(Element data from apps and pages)

+--

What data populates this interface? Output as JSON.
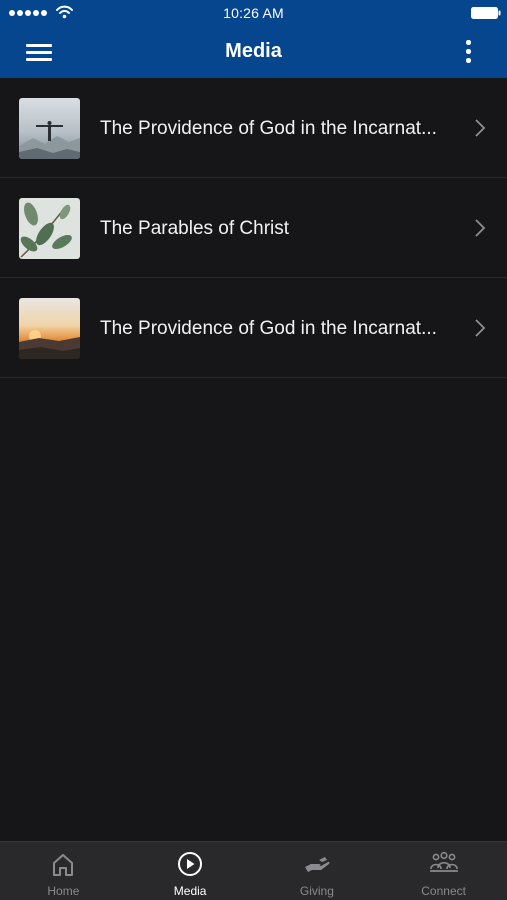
{
  "status_bar": {
    "time": "10:26 AM"
  },
  "nav": {
    "title": "Media"
  },
  "media_items": [
    {
      "title": "The Providence of God in the Incarnat...",
      "thumbnail": "person-on-mountain-image"
    },
    {
      "title": "The Parables of Christ",
      "thumbnail": "leaves-image"
    },
    {
      "title": "The Providence of God in the Incarnat...",
      "thumbnail": "sunset-image"
    }
  ],
  "tabs": [
    {
      "label": "Home",
      "icon": "home-icon",
      "active": false
    },
    {
      "label": "Media",
      "icon": "play-circle-icon",
      "active": true
    },
    {
      "label": "Giving",
      "icon": "giving-hand-icon",
      "active": false
    },
    {
      "label": "Connect",
      "icon": "people-icon",
      "active": false
    }
  ],
  "colors": {
    "nav_background": "#06468f",
    "content_background": "#161618",
    "tab_bar_background": "#29292c",
    "tab_active": "#ffffff",
    "tab_inactive": "#8a8a8f"
  }
}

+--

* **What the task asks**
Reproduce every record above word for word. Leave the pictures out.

* **Answer section**
What data populates this interface? Output as JSON.
{
  "status_bar": {
    "time": "10:26 AM"
  },
  "nav": {
    "title": "Media"
  },
  "media_items": [
    {
      "title": "The Providence of God in the Incarnat...",
      "thumbnail": "person-on-mountain-image"
    },
    {
      "title": "The Parables of Christ",
      "thumbnail": "leaves-image"
    },
    {
      "title": "The Providence of God in the Incarnat...",
      "thumbnail": "sunset-image"
    }
  ],
  "tabs": [
    {
      "label": "Home",
      "icon": "home-icon",
      "active": false
    },
    {
      "label": "Media",
      "icon": "play-circle-icon",
      "active": true
    },
    {
      "label": "Giving",
      "icon": "giving-hand-icon",
      "active": false
    },
    {
      "label": "Connect",
      "icon": "people-icon",
      "active": false
    }
  ],
  "colors": {
    "nav_background": "#06468f",
    "content_background": "#161618",
    "tab_bar_background": "#29292c",
    "tab_active": "#ffffff",
    "tab_inactive": "#8a8a8f"
  }
}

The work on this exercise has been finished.